- [Work to complete]
Report how many lines in the records hold the string "field"; give the number and nothing else.

Interface dataset entries:
· · · · ·
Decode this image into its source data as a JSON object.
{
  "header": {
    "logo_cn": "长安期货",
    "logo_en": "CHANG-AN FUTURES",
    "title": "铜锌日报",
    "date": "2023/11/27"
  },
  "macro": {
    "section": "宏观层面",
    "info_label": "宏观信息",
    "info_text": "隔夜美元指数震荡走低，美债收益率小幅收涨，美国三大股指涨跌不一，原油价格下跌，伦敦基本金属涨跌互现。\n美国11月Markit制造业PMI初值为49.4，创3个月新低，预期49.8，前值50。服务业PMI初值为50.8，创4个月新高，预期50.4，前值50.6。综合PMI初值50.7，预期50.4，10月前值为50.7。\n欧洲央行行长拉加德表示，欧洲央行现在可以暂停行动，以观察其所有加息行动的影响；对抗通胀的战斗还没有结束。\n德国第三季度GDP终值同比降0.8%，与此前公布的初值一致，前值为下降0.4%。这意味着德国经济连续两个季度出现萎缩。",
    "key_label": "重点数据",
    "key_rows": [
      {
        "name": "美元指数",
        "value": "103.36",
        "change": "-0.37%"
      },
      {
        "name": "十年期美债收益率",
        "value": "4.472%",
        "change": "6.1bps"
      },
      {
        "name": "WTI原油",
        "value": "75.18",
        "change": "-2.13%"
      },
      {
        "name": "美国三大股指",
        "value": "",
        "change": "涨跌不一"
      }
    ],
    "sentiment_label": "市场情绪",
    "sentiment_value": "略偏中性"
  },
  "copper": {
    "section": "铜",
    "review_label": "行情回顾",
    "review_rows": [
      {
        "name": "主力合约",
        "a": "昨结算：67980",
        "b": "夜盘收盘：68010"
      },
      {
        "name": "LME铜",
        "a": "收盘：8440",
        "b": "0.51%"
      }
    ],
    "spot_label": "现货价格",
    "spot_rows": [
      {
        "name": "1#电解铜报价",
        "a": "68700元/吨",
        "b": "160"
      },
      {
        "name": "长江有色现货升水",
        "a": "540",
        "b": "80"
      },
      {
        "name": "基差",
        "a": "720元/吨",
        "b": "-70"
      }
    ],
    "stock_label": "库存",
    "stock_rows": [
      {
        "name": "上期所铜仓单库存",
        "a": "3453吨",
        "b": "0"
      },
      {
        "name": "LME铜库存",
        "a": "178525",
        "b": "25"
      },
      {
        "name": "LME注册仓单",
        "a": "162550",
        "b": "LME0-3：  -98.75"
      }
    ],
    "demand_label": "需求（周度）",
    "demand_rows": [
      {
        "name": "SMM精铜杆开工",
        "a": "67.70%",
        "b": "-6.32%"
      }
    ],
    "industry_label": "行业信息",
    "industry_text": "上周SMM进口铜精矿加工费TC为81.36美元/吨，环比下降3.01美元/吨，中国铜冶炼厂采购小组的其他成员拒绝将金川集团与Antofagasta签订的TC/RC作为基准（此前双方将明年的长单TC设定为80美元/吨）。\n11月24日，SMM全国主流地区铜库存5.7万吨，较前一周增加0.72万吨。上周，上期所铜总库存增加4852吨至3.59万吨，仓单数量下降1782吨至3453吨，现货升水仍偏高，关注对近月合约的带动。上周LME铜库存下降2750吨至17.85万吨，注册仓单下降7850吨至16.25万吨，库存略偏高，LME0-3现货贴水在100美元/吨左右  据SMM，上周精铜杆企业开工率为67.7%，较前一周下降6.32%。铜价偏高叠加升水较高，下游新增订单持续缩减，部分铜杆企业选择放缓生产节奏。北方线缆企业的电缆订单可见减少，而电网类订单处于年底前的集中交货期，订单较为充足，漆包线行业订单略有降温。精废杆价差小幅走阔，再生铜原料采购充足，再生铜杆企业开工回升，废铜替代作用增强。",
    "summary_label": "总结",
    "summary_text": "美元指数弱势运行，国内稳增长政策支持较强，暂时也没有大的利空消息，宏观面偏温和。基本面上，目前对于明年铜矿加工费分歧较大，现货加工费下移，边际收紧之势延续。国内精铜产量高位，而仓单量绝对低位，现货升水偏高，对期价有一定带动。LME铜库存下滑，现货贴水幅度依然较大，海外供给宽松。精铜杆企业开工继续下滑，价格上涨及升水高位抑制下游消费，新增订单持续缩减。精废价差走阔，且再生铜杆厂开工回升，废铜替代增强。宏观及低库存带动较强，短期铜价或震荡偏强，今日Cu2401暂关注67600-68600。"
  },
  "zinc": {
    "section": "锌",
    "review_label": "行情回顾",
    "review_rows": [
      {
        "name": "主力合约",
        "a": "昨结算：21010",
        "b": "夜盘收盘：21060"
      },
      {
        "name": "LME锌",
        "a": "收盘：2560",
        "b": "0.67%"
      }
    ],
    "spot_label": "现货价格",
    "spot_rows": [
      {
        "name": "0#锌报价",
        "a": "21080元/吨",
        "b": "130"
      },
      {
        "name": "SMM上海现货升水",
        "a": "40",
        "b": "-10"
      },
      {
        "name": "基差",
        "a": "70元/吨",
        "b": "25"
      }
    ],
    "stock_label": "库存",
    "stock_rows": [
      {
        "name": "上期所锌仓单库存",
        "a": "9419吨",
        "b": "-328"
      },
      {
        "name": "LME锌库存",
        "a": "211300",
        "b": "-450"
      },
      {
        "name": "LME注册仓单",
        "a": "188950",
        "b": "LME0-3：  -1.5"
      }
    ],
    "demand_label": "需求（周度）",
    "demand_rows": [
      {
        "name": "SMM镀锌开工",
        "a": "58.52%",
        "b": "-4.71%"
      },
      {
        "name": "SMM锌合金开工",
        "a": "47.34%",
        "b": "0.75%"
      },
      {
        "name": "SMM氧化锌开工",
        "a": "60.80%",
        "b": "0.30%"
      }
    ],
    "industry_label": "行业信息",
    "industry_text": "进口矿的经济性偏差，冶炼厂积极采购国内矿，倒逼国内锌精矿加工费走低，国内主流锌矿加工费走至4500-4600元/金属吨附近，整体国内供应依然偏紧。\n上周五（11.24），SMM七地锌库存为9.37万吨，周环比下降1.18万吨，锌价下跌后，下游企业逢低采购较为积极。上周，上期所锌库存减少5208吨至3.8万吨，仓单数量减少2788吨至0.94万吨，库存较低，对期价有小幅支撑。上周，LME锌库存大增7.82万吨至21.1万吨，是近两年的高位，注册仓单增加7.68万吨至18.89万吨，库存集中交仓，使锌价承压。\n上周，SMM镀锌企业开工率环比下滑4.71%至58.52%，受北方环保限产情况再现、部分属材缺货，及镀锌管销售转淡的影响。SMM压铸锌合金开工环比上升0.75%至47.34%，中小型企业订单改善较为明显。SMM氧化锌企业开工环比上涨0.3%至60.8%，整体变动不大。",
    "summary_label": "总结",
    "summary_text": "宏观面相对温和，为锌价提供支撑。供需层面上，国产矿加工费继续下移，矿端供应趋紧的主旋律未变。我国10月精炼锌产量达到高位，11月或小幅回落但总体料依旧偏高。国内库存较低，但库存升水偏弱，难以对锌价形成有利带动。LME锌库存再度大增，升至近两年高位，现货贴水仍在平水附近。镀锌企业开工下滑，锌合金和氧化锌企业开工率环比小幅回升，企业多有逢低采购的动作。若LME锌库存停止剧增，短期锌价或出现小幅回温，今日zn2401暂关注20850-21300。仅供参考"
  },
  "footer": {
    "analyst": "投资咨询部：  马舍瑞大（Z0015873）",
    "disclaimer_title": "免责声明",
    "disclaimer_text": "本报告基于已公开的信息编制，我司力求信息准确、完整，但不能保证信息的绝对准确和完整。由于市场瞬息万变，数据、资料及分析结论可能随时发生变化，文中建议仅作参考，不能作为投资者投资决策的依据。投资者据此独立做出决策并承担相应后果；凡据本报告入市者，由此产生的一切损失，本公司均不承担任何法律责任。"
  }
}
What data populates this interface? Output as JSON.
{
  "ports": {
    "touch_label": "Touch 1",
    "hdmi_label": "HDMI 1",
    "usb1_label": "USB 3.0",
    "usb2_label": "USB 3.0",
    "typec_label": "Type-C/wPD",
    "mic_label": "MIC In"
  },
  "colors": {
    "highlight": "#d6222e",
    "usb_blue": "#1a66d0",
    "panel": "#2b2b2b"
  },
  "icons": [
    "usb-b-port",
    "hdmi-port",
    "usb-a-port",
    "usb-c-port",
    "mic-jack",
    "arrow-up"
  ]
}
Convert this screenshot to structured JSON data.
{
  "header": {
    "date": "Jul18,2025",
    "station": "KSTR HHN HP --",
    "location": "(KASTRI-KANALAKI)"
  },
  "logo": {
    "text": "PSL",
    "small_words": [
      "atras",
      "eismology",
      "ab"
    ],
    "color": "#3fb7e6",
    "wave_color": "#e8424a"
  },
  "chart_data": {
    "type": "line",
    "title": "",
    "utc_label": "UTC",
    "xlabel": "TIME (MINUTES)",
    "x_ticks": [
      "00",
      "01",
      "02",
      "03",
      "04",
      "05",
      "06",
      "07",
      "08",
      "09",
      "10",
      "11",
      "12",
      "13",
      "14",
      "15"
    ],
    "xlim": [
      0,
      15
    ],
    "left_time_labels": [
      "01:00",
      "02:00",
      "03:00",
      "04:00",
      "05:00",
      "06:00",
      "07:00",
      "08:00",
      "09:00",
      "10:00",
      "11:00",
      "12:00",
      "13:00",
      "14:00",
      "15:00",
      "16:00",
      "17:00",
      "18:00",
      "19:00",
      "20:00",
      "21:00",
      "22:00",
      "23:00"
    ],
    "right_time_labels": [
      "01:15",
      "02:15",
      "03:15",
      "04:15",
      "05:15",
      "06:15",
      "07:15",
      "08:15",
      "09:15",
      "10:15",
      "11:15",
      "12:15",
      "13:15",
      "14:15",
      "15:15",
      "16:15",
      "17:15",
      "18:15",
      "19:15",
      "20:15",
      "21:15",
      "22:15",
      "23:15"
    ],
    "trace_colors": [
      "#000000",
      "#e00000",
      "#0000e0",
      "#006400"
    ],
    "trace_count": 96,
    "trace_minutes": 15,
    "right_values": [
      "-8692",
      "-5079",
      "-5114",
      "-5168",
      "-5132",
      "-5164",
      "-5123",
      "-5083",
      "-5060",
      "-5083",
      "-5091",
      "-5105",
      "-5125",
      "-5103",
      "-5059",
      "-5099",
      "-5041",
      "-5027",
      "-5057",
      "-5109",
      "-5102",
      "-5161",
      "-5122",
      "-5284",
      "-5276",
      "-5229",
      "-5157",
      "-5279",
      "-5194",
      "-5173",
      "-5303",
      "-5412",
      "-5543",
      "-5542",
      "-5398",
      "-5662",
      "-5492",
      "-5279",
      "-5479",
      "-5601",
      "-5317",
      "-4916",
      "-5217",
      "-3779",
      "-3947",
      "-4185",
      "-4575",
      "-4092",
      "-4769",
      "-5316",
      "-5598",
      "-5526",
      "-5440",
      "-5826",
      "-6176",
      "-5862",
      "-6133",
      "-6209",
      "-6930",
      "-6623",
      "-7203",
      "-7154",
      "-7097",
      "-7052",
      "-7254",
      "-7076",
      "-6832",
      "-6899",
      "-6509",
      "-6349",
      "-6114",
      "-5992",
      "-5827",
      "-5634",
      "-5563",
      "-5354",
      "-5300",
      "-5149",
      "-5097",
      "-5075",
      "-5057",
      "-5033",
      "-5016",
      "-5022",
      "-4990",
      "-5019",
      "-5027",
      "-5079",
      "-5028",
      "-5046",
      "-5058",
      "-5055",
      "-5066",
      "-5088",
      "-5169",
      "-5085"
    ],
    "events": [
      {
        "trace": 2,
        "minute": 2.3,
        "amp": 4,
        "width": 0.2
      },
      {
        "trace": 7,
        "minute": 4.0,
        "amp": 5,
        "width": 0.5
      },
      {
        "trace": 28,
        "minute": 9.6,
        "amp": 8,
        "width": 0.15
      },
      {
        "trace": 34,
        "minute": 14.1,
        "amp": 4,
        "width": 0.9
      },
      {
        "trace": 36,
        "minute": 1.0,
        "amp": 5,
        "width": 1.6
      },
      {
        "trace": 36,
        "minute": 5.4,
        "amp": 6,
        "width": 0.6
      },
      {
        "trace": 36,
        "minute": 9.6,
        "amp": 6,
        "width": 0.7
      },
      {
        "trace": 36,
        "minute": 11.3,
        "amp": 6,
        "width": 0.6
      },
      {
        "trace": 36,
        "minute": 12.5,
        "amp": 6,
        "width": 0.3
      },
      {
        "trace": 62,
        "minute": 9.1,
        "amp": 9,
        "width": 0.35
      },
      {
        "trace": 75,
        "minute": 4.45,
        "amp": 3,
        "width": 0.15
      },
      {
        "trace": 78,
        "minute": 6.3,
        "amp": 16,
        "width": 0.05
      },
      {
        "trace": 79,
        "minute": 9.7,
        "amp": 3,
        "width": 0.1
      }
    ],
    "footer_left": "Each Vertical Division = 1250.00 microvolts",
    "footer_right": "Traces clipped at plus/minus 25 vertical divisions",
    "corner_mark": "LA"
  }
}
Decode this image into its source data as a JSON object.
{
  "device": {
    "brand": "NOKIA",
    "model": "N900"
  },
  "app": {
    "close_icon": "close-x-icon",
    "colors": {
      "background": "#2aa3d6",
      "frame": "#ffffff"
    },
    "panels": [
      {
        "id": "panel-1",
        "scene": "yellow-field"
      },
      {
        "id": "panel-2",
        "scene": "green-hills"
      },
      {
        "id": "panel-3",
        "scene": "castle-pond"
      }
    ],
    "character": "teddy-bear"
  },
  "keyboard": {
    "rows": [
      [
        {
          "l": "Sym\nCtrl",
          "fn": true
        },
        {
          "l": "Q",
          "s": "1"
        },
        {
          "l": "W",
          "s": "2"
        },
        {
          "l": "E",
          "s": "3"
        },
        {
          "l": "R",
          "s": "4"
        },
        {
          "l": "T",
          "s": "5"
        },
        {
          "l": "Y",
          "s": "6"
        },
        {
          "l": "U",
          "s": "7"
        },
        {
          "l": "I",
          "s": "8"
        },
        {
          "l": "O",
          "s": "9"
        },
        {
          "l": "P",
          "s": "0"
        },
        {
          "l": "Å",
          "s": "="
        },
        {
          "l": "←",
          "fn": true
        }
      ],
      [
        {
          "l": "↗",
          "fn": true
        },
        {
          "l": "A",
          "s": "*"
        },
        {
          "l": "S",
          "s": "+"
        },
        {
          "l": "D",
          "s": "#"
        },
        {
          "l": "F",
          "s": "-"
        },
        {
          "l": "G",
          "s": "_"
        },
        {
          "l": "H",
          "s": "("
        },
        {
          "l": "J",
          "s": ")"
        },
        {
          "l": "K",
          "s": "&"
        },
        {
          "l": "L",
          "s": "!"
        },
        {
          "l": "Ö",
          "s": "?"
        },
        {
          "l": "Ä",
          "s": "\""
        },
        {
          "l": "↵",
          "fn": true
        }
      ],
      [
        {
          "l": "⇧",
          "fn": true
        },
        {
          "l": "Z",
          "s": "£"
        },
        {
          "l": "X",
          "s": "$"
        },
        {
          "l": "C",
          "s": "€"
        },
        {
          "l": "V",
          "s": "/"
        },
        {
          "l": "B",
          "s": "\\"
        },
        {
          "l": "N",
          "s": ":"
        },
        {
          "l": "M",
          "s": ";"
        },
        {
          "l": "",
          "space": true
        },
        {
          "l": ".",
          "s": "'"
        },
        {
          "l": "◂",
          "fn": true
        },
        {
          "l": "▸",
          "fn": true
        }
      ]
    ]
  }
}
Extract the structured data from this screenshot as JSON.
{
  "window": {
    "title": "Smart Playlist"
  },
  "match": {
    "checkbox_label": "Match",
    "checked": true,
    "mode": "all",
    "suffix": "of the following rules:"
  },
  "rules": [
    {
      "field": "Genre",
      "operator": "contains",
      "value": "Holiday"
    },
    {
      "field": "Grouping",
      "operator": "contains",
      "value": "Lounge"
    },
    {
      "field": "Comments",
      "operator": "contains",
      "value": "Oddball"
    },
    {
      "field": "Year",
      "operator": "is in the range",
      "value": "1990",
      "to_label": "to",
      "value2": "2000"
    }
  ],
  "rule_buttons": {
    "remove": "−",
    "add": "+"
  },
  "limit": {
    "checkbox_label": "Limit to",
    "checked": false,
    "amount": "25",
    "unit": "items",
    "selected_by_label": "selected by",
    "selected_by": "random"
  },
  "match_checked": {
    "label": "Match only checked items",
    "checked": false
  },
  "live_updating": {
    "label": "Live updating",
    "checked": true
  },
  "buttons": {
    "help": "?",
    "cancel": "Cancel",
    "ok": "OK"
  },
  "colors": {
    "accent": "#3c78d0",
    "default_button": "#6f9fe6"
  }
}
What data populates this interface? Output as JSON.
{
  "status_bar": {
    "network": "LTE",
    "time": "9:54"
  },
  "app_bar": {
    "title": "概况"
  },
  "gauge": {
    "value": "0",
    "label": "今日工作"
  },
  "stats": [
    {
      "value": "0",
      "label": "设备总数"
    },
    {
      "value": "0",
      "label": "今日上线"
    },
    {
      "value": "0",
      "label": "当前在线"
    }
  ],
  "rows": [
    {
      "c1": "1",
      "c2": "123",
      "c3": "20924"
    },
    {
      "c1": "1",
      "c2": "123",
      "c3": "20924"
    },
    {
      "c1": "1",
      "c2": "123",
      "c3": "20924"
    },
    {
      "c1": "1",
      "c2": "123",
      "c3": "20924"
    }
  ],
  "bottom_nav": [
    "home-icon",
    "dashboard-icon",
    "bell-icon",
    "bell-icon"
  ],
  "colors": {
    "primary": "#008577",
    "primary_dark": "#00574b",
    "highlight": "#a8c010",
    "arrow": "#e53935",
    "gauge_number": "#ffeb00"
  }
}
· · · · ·
- [Output for this task]
5